Thursday, April 7, 2011
The Useless Arab Spring
Michael Totten reports that the so-called 'Arab spring' has done very little thus far to change the most vehement enemies of the US and Israel.
At least NATO is busy patrolling the skies over Libya. But the Arab League pretends there's nothing to see in Damascus as Assad warns darkly of Jewish plots, guns down demonstrators with live ammunition and takes organizers from their homes in the night, throwing them into dungeons.
And the Iranian regime looks as strong as ever. Millions of demonstrators have been trying to bring down the government for almost two years now, but they appear no more likely to prevail today than they did when they started.

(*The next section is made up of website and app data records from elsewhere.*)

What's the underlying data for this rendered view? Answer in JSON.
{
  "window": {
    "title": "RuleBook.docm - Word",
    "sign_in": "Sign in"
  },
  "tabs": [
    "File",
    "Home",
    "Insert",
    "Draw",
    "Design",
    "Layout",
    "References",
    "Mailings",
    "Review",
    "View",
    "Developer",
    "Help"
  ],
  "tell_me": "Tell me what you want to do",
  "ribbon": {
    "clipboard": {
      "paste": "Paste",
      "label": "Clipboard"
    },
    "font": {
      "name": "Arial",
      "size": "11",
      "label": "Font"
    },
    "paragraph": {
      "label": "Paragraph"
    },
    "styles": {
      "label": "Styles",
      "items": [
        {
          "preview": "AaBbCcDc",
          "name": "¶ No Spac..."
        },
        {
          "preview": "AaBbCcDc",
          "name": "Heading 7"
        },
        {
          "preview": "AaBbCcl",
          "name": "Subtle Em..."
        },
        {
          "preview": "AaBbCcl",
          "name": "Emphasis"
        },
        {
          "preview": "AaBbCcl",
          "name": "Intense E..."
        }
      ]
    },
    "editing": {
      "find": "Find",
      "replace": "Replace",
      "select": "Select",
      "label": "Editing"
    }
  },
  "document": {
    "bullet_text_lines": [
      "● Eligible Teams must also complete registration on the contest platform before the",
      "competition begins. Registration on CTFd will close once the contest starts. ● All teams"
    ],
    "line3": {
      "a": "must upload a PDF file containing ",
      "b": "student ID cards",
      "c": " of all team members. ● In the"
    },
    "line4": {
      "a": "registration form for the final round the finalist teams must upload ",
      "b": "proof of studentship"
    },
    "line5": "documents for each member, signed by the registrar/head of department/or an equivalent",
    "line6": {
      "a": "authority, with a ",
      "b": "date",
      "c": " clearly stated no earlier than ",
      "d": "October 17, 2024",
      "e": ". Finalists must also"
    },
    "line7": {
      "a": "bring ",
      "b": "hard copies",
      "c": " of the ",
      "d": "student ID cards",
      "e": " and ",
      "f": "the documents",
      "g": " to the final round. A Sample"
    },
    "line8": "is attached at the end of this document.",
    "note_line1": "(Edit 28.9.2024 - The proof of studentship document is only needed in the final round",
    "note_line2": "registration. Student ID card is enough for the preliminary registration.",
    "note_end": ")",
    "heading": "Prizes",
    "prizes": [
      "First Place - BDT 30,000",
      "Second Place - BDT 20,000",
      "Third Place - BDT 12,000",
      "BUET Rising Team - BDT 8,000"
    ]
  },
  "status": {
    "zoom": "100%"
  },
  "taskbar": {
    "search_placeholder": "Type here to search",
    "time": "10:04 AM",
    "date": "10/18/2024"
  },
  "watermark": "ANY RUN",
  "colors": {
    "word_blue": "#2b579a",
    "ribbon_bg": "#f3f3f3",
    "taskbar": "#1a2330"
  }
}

If Green Movement leaders don't take up arms as Libya's rebels have, and if the Revolutionary Guard remains loyal to President Mahmoud Ahmadinejad and Supreme Guide Ali Khamenei, Iran may well be immune from internally-driven regime-change for now.
It's remotely possible that the Gaza Strip Palestinians will temporarily forget about Israel and remove the Hamas entity that so cruelly governs them, but there's no chance at all that nonviolent protests or even an armed rebellion will eject Hezbollah from Lebanon.
Hezbollah isn't the government, it's a terrorist army, and it controls Lebanon from the shadows, where demonstrations can't reach it. Lebanon has produced more mass demonstrations than any Arab country by far, and has been producing them since 2005. But guerrillas in hardened bunkers who can't wait to go to heaven after impaling themselves on the Zionist Entity don't care two figs what protesters in Beirut, or even ostensible government ministers, have to say.
Syria and Iran arm and equip Hezbollah, and Hezbollah controls the Lebanese-Israeli border, so that border has effectively become the frontline not only in the Arab-Israeli conflict, but also the Iranian-Israeli conflict and the conflict between the West and Iran in general.
Hezbollah has more rockets and missiles -- as well as more powerful ones -- than it did during the devastating 2006 war with Israel. Indeed, it has more rockets and missiles than most legitimate national militaries. It's a real, bona-fide terrorist army -- armed not with boxcutters and improvised-explosive devices but with the heavy weaponry possessed otherwise only by states.
Yet it retains all the advantages of a nonstate guerrilla army, making it exceptionally difficult to defeat even with conventional forces, let alone street demonstrations.
NATO's low-grade intervention in Libya is dominating the headlines, but in hindsight it may look like a sideshow. If the Iranian ayatollahs develop nuclear weapons -- and it seems like being overthrown is the only thing that will actually stop them -- not only will their Syrian sidekicks enjoy a protective nuclear umbrella, so will their terrorist proxies in Gaza and Lebanon.
What could go wrong?
Labels: Arab spring, Hamas, Hezbullah, Iran, Syria
posted by Carl in Jerusalem